In September 2017, a New York-based hedge fund, Water Asset Management, purchased a 330-acre farm in the Grand Valley. So began a concern that modern-day speculation in western Colorado water was underway with investors buying land not for its agricultural production but for its water – water that could net profits at some point in the future for its value outside of the Grand Valley.

Speculation in western water is not a new phenomenon. Anti-speculation doctrine is written into Colorado water law to prevent hoarding of water that does not have a specified, immediate beneficial use. Water Asset Management’s activities inspired new legislation in 2020 to study the issue. Since 2017, Water Asset Management has become the biggest shareholder in the Grand Valley Water Users Association, the entity that operates the Roller Dam in DeBeque Canyon and the Government-Highline Canal.

The Grand Valley Water Users’ water rights are for irrigation and are central to sustaining the valley’s agricultural economy. The Colorado River District was founded in 1937 to protect the water security for western Colorado. If water were to be taken from the land, the loss of economy, food production, culture and working landscapes would devastate the region.

“We do not think this is the future that our constituents or anybody else in Colorado want to see,” Mueller said. “As warming temperatures and declining river flow impact the West, the River District’s mission is to meld what science is telling us with water and economic policy-making that best protects the Colorado that we know and love.

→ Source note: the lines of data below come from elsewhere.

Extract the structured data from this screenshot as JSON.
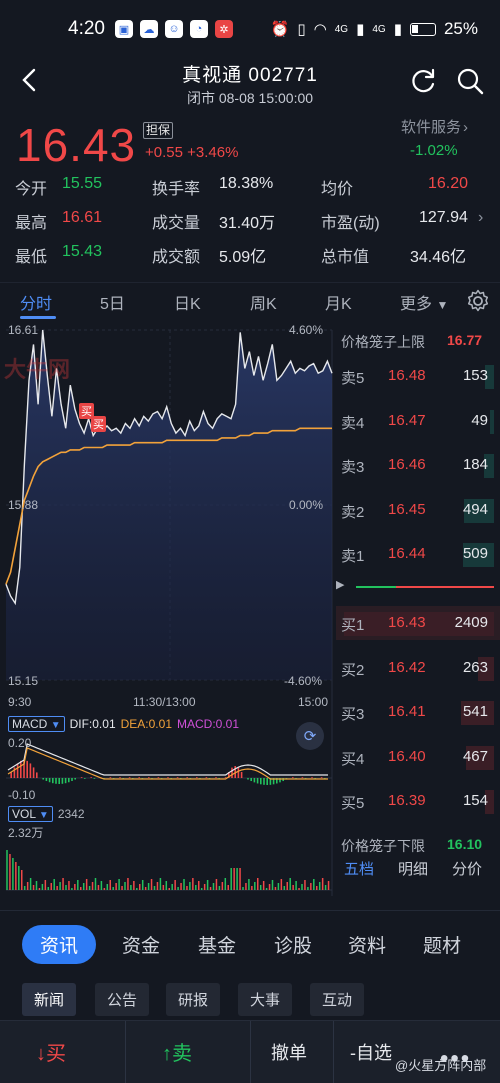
{
  "status": {
    "time": "4:20",
    "signal": "4G",
    "signal2": "4G",
    "battery": "25%"
  },
  "header": {
    "title": "真视通 002771",
    "subtitle": "闭市 08-08 15:00:00"
  },
  "quote": {
    "price": "16.43",
    "badge": "担保",
    "change": "+0.55 +3.46%",
    "service_label": "软件服务",
    "service_change": "-1.02%",
    "open_label": "今开",
    "open": "15.55",
    "turnover_rate_label": "换手率",
    "turnover_rate": "18.38%",
    "avg_label": "均价",
    "avg": "16.20",
    "high_label": "最高",
    "high": "16.61",
    "volume_label": "成交量",
    "volume": "31.40万",
    "pe_label": "市盈(动)",
    "pe": "127.94",
    "low_label": "最低",
    "low": "15.43",
    "amount_label": "成交额",
    "amount": "5.09亿",
    "mktcap_label": "总市值",
    "mktcap": "34.46亿"
  },
  "tabs": [
    "分时",
    "5日",
    "日K",
    "周K",
    "月K",
    "更多"
  ],
  "chart_data": {
    "type": "line",
    "price_axis": {
      "top": "16.61",
      "mid": "15.88",
      "bottom": "15.15"
    },
    "pct_axis": {
      "top": "4.60%",
      "mid": "0.00%",
      "bottom": "-4.60%"
    },
    "time_axis": [
      "9:30",
      "11:30/13:00",
      "15:00"
    ],
    "ylim": [
      15.15,
      16.61
    ],
    "price": [
      15.55,
      15.5,
      15.47,
      15.62,
      16.05,
      16.4,
      16.55,
      16.3,
      16.61,
      16.42,
      16.25,
      16.45,
      16.3,
      16.2,
      16.38,
      16.28,
      16.22,
      16.18,
      16.24,
      16.17,
      16.2,
      16.19,
      16.21,
      16.19,
      16.2,
      16.18,
      16.22,
      16.2,
      16.24,
      16.21,
      16.25,
      16.23,
      16.26,
      16.27,
      16.24,
      16.29,
      16.22,
      16.18,
      16.2,
      16.17,
      16.23,
      16.19,
      16.21,
      16.27,
      16.22,
      16.2,
      16.24,
      16.26,
      16.25,
      16.24,
      16.3,
      16.6,
      16.45,
      16.52,
      16.42,
      16.5,
      16.4,
      16.47,
      16.55,
      16.4,
      16.42,
      16.45,
      16.48,
      16.43,
      16.45,
      16.44,
      16.46,
      16.47,
      16.43,
      16.44,
      16.48,
      16.43
    ],
    "avg": [
      15.55,
      15.6,
      15.7,
      15.8,
      15.9,
      15.95,
      16.0,
      16.04,
      16.06,
      16.07,
      16.08,
      16.09,
      16.1,
      16.1,
      16.11,
      16.11,
      16.11,
      16.12,
      16.12,
      16.12,
      16.12,
      16.12,
      16.13,
      16.13,
      16.13,
      16.13,
      16.13,
      16.13,
      16.14,
      16.14,
      16.14,
      16.14,
      16.14,
      16.14,
      16.14,
      16.15,
      16.15,
      16.15,
      16.15,
      16.15,
      16.15,
      16.15,
      16.15,
      16.15,
      16.15,
      16.15,
      16.15,
      16.16,
      16.16,
      16.16,
      16.16,
      16.17,
      16.17,
      16.17,
      16.18,
      16.18,
      16.18,
      16.18,
      16.19,
      16.19,
      16.19,
      16.19,
      16.19,
      16.19,
      16.2,
      16.2,
      16.2,
      16.2,
      16.2,
      16.2,
      16.2,
      16.2
    ],
    "markers": [
      "买",
      "买"
    ],
    "macd": {
      "label": "MACD",
      "dif_label": "DIF:0.01",
      "dea_label": "DEA:0.01",
      "macd_label": "MACD:0.01",
      "top": "0.20",
      "bottom": "-0.10"
    },
    "vol": {
      "label": "VOL",
      "value": "2342",
      "top": "2.32万"
    }
  },
  "watermark_top": "大牛网",
  "order_book": {
    "upper_limit_label": "价格笼子上限",
    "upper_limit": "16.77",
    "asks": [
      {
        "label": "卖5",
        "price": "16.48",
        "vol": "153",
        "ratio": 0.06
      },
      {
        "label": "卖4",
        "price": "16.47",
        "vol": "49",
        "ratio": 0.02
      },
      {
        "label": "卖3",
        "price": "16.46",
        "vol": "184",
        "ratio": 0.07
      },
      {
        "label": "卖2",
        "price": "16.45",
        "vol": "494",
        "ratio": 0.2
      },
      {
        "label": "卖1",
        "price": "16.44",
        "vol": "509",
        "ratio": 0.21
      }
    ],
    "bids": [
      {
        "label": "买1",
        "price": "16.43",
        "vol": "2409",
        "ratio": 1.0
      },
      {
        "label": "买2",
        "price": "16.42",
        "vol": "263",
        "ratio": 0.11
      },
      {
        "label": "买3",
        "price": "16.41",
        "vol": "541",
        "ratio": 0.22
      },
      {
        "label": "买4",
        "price": "16.40",
        "vol": "467",
        "ratio": 0.19
      },
      {
        "label": "买5",
        "price": "16.39",
        "vol": "154",
        "ratio": 0.06
      }
    ],
    "lower_limit_label": "价格笼子下限",
    "lower_limit": "16.10",
    "tabs": [
      "五档",
      "明细",
      "分价"
    ]
  },
  "news": {
    "tabs": [
      "资讯",
      "资金",
      "基金",
      "诊股",
      "资料",
      "题材"
    ],
    "subtabs": [
      "新闻",
      "公告",
      "研报",
      "大事",
      "互动"
    ]
  },
  "actions": {
    "buy": "买",
    "sell": "卖",
    "cancel": "撤单",
    "watch": "-自选",
    "watermark": "@火星方阵内部"
  },
  "colors": {
    "up": "#f04848",
    "down": "#22c25e",
    "accent": "#4f8df5",
    "avg": "#f2a23a"
  }
}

Clearly, Water Asset Management sees something in the climactic and economic trends. Our webinar will attempt to explain what is happening.”